(Source records)
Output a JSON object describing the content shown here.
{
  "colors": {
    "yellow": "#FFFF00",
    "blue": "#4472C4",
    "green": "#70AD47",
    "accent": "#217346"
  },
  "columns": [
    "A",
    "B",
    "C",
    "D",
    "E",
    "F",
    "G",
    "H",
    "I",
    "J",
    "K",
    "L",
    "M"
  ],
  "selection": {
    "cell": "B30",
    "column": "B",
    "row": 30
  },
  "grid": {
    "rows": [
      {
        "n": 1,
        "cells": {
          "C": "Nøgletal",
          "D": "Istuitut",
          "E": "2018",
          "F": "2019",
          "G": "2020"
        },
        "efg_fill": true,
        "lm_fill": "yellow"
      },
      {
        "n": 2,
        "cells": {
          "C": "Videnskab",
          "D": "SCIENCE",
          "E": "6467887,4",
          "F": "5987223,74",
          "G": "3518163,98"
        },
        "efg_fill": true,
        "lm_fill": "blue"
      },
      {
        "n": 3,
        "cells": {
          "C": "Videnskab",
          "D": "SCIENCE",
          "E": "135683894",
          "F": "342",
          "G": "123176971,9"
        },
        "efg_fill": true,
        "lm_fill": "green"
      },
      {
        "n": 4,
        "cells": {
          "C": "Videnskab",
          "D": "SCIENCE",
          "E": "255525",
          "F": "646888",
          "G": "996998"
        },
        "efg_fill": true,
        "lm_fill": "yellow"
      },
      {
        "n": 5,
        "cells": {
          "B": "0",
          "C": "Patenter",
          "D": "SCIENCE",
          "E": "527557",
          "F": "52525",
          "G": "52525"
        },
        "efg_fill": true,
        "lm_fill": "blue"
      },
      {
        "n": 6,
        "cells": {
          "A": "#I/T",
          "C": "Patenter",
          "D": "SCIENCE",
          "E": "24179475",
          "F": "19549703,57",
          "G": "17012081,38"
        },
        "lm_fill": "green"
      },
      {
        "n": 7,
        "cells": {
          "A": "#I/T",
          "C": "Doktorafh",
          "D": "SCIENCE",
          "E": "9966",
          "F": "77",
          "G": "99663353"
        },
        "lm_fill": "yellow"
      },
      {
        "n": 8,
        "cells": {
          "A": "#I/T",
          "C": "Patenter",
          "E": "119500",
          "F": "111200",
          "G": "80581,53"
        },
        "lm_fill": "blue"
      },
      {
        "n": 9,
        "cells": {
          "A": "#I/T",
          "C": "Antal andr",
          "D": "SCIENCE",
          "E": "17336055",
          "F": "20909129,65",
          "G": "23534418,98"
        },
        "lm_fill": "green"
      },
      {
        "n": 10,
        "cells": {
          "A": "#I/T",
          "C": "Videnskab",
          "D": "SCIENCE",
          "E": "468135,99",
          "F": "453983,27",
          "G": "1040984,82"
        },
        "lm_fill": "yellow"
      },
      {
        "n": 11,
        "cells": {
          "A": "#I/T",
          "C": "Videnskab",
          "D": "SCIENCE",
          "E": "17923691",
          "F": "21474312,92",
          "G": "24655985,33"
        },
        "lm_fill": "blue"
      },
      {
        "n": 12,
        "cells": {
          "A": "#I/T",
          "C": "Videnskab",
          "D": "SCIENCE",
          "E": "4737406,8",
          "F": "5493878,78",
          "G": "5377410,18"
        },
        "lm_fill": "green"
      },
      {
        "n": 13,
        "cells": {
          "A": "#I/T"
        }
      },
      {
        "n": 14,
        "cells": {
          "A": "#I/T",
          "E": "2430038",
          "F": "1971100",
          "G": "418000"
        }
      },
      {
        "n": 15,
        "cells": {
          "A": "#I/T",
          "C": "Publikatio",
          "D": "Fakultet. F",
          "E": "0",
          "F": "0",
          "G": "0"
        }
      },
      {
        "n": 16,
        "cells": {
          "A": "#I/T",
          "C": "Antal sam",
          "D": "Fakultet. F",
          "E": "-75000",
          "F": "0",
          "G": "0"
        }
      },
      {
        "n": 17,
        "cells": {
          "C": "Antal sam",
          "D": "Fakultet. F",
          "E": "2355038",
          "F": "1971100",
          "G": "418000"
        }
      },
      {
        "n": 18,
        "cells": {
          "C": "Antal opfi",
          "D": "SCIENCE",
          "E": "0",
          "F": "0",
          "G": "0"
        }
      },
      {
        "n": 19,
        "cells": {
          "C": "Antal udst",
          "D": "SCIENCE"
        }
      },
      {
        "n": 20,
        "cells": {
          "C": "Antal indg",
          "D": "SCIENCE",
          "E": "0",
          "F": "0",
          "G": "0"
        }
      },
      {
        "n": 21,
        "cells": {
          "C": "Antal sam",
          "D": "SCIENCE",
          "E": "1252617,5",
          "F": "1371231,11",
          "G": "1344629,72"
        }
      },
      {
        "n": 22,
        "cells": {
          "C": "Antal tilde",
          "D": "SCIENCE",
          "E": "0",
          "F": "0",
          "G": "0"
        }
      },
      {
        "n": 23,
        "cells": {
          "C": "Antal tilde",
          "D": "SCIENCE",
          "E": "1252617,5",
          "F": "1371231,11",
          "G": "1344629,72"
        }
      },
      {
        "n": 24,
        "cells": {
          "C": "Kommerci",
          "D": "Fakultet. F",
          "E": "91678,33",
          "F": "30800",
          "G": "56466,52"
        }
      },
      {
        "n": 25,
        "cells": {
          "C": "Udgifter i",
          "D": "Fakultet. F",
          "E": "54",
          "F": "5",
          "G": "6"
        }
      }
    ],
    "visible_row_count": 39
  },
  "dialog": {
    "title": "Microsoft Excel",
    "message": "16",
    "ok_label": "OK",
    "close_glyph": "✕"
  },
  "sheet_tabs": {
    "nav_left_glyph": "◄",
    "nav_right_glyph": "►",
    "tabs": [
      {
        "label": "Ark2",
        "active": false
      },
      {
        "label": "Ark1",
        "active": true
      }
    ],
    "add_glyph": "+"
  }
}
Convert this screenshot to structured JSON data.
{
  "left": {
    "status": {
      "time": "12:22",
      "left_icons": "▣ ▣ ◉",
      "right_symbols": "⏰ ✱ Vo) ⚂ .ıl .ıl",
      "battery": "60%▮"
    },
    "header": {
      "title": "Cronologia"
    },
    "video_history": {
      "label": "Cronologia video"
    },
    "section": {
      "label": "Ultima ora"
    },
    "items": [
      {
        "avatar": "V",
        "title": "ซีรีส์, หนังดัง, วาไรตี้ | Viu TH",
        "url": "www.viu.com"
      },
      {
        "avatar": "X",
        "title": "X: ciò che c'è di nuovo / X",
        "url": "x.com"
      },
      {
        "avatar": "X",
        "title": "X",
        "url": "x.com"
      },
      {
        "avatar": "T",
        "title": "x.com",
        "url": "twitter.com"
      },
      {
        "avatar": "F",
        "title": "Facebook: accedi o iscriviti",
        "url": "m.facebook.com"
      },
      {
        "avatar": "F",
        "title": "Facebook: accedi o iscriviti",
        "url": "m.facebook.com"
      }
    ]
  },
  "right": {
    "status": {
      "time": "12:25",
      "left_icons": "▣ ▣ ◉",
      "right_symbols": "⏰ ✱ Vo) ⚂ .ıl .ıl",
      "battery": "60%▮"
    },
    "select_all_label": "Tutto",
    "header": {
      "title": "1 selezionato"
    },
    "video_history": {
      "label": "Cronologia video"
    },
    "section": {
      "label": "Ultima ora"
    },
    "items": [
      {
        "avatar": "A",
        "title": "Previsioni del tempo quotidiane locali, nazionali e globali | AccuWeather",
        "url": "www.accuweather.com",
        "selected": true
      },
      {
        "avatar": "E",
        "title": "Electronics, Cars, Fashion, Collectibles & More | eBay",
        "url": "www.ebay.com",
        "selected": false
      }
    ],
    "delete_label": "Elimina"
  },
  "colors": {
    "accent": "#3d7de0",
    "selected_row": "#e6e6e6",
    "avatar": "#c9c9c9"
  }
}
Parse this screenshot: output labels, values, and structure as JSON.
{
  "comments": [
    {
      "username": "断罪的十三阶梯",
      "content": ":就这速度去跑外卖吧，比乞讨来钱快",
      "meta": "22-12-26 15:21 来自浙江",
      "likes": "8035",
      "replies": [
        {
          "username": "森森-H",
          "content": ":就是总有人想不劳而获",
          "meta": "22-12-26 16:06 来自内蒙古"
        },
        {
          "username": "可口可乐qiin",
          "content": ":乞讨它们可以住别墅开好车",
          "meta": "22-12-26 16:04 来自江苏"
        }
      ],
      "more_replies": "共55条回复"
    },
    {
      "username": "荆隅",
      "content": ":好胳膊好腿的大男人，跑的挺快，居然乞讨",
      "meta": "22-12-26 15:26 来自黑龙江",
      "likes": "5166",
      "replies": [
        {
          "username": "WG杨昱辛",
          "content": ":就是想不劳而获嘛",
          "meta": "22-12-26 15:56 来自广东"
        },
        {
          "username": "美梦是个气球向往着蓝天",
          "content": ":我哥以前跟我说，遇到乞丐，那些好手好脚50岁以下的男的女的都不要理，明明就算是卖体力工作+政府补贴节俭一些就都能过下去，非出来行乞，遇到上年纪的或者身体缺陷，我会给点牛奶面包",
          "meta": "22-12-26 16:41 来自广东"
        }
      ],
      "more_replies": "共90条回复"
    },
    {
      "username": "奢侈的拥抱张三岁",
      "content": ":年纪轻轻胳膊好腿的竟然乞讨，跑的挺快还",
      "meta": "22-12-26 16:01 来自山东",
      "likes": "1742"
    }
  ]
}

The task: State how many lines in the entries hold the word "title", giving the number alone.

Exercise result: 11